BEGIN GIVEN DATA

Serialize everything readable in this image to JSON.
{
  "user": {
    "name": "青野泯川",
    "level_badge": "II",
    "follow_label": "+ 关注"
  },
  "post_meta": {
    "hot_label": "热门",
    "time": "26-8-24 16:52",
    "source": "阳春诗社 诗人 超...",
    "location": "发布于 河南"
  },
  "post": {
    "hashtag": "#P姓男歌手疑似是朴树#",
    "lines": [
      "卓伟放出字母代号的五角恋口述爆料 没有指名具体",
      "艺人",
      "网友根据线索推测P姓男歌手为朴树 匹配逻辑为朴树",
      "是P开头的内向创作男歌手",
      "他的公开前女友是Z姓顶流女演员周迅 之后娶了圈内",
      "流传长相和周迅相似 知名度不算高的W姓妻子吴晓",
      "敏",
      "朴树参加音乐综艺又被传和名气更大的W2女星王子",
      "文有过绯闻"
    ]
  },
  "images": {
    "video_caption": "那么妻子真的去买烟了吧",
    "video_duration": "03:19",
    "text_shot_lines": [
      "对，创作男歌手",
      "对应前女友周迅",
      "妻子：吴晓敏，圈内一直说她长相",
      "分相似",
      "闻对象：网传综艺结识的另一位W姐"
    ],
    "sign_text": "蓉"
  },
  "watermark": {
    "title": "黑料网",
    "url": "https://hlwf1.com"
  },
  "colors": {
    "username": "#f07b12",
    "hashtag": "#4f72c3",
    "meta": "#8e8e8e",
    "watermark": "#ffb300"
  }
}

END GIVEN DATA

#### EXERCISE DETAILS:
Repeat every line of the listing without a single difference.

#### ANSWER FOR THIS EXERCISE:
Serialize everything readable in this image to JSON.
{
  "user": {
    "name": "青野泯川",
    "level_badge": "II",
    "follow_label": "+ 关注"
  },
  "post_meta": {
    "hot_label": "热门",
    "time": "26-8-24 16:52",
    "source": "阳春诗社 诗人 超...",
    "location": "发布于 河南"
  },
  "post": {
    "hashtag": "#P姓男歌手疑似是朴树#",
    "lines": [
      "卓伟放出字母代号的五角恋口述爆料 没有指名具体",
      "艺人",
      "网友根据线索推测P姓男歌手为朴树 匹配逻辑为朴树",
      "是P开头的内向创作男歌手",
      "他的公开前女友是Z姓顶流女演员周迅 之后娶了圈内",
      "流传长相和周迅相似 知名度不算高的W姓妻子吴晓",
      "敏",
      "朴树参加音乐综艺又被传和名气更大的W2女星王子",
      "文有过绯闻"
    ]
  },
  "images": {
    "video_caption": "那么妻子真的去买烟了吧",
    "video_duration": "03:19",
    "text_shot_lines": [
      "对，创作男歌手",
      "对应前女友周迅",
      "妻子：吴晓敏，圈内一直说她长相",
      "分相似",
      "闻对象：网传综艺结识的另一位W姐"
    ],
    "sign_text": "蓉"
  },
  "watermark": {
    "title": "黑料网",
    "url": "https://hlwf1.com"
  },
  "colors": {
    "username": "#f07b12",
    "hashtag": "#4f72c3",
    "meta": "#8e8e8e",
    "watermark": "#ffb300"
  }
}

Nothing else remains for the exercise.